maxSetSum = setSum; maxSetCount = 1;
} else if (setSum == maxSetSum) {
++maxSetCount;
}
}
}
// number of ways to get the max weight
return new Result(maxSetSum, maxSetCount);
}


Yet, as we will see, it is still a simple and useful method for enumerating all sets if n is small.

A faster way would be to start with the set of all nodes and, in each iteration, check for independence. If the set is independent, check for the maximum weight. Otherwise, for a given node with conflict, create two new sets: one without the node, and one without its neighbors. The independent sets iteratively found this way are maximal.

/*
* select the node, v, from remnant component V that maximizes the values of w(v) + w(V - {v U N(v)}). V - {v U
* N(v)} is the remnant component for the next iteration.
*/
private static Result recursiveMethod(int size, Map<Integer, BitSet> adjacent, int[] compWeights) {
BitSet maxSet = new BitSet(size);
maxSet.set(0, size);
TreeSet stack = new TreeSet<>(BITSET_COMPARATOR);
}

/**
* recursively find maximum weighted independent subset by enumerating all maximal independent subsets
*/
private static Result recurse(
TreeSet stack,
int[] compWeights
) {
HashSet maximalSets = new HashSet<>();
int maxSum = 0;
// collect maximal sets
while (!stack.isEmpty()) {
boolean isIndependent = true;
BitSet nodeSet = stack.pollFirst();
// for a pair of adjacents, create two new
for (int i = nodeSet.length(); (i = nodeSet.previousSetBit(i - 1)) >= 0;) {
isIndependent = false;
BitSet newSet = (BitSet) nodeSet.clone();
newSet.clear(i); // keep neighbors
for (int j = adjSet.length(); (j = adjSet.previousSetBit(j - 1)) >= 0;) {
nodeSet.clear(j); // remove neighbors, reuse nodeSet
}
break;
}
}
if (isIndependent) {
int nodeSetSum = weightSum(nodeSet, compWeights);
if (nodeSetSum > maxSum) {
maxSum = nodeSetSum;
maximalSets.clear();
} else if (nodeSetSum == maxSum) {
}
}
}
// break maximal sets, if needed
HashSet indepSets = new HashSet<>();
for (BitSet nodeSet : maximalSets) {
processMaximalSet(nodeSet, compWeights, indepSets);
}
return new Result(maxSum, indepSets.size());
}


If all the nodes in a maximum independent set are positively weighted, we can just return all such sets.

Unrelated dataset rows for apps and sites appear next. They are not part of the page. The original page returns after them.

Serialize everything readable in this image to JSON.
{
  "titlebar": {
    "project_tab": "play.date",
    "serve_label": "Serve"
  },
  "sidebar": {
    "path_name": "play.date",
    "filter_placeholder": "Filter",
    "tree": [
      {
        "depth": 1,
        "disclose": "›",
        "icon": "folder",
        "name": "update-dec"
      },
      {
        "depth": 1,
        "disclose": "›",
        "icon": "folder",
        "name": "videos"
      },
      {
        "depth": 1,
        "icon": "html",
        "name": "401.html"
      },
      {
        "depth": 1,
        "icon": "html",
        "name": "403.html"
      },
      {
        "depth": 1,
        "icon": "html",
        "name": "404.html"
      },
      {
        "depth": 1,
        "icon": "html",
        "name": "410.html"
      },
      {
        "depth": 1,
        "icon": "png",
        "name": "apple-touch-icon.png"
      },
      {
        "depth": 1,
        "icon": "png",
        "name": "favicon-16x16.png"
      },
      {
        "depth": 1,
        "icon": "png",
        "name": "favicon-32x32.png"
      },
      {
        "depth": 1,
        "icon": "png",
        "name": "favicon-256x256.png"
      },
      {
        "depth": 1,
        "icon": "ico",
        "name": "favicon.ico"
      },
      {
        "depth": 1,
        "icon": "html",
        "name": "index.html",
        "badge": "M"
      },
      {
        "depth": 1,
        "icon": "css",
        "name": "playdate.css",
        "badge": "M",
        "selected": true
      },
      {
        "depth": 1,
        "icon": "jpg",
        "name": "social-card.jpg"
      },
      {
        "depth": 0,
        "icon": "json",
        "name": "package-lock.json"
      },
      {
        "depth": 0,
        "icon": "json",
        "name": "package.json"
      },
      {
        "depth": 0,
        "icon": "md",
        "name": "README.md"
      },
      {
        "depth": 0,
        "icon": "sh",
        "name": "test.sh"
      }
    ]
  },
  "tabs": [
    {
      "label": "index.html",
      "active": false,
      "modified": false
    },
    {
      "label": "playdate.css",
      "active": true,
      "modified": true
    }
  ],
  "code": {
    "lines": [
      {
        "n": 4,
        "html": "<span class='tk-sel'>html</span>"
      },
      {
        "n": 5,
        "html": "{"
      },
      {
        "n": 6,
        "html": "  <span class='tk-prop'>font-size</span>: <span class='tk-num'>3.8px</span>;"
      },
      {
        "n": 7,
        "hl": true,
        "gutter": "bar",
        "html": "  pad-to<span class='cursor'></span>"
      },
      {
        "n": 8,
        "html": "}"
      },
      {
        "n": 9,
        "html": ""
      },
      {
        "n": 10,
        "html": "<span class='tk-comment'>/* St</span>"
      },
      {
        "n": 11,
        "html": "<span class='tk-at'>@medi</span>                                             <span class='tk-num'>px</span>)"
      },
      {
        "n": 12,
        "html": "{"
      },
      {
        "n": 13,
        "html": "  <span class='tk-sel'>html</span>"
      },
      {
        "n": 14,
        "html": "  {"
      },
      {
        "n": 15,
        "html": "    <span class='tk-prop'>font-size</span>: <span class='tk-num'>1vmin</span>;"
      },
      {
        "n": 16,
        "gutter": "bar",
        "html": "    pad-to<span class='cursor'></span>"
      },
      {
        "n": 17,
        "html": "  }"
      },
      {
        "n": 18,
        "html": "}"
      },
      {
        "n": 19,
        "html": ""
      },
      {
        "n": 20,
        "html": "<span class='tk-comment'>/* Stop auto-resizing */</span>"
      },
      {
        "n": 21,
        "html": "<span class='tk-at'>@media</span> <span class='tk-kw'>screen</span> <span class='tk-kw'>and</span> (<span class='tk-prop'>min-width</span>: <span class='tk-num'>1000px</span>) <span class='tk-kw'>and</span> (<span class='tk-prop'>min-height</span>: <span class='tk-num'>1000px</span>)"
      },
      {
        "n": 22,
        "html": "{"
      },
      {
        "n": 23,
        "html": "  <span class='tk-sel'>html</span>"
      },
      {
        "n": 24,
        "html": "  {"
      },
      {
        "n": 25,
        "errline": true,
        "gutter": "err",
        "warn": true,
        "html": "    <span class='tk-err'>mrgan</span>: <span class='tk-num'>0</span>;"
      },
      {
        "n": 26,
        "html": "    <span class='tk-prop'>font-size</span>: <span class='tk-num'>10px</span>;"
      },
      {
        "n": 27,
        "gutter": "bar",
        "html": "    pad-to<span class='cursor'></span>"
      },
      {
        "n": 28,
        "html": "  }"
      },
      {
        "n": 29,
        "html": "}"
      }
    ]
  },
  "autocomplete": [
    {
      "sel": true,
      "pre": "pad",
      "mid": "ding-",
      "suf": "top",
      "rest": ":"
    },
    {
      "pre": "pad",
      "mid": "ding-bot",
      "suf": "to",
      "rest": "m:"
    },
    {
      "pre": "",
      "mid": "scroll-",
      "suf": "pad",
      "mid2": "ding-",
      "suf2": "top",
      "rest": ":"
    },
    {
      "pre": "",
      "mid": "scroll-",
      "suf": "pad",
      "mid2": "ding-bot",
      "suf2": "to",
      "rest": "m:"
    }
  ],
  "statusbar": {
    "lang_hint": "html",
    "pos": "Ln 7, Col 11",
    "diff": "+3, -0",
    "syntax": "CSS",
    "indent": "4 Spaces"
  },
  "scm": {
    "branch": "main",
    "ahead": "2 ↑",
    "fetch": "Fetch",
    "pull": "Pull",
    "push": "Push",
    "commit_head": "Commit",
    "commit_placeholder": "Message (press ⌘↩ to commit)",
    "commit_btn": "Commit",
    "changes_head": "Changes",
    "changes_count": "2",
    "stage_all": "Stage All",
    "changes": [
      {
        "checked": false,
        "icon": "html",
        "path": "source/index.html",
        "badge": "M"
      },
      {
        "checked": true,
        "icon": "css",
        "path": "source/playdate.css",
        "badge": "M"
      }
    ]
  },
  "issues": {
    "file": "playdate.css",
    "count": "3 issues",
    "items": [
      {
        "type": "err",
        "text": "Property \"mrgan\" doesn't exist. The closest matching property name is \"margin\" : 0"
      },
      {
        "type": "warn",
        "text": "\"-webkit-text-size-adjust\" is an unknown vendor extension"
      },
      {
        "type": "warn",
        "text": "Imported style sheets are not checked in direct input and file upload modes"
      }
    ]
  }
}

For maximum sets with zero-weighted nodes, we’ll need to find all unique subsets that have the same weight. This is where power-set enumeration is helpful.

private static void processMaximalSet(BitSet nodeSet, int[] compWeights, HashSet<Integer> indepSets) {
// generate and store all non-maximal independent subsets from a given maximal
List<Integer> nodesWithZeros = new ArrayList<>(nodeSet.length() + 1);
BitSet nodeSetClone = (BitSet) nodeSet.clone();
for (int i = nodeSet.length(); (i = nodeSet.previousSetBit(i - 1)) >= 0;) {
if (compWeights[i] == 0) {
nodeSetClone.clear(i);
}
}
if (nodesWithZeros.isEmpty()) {
} else {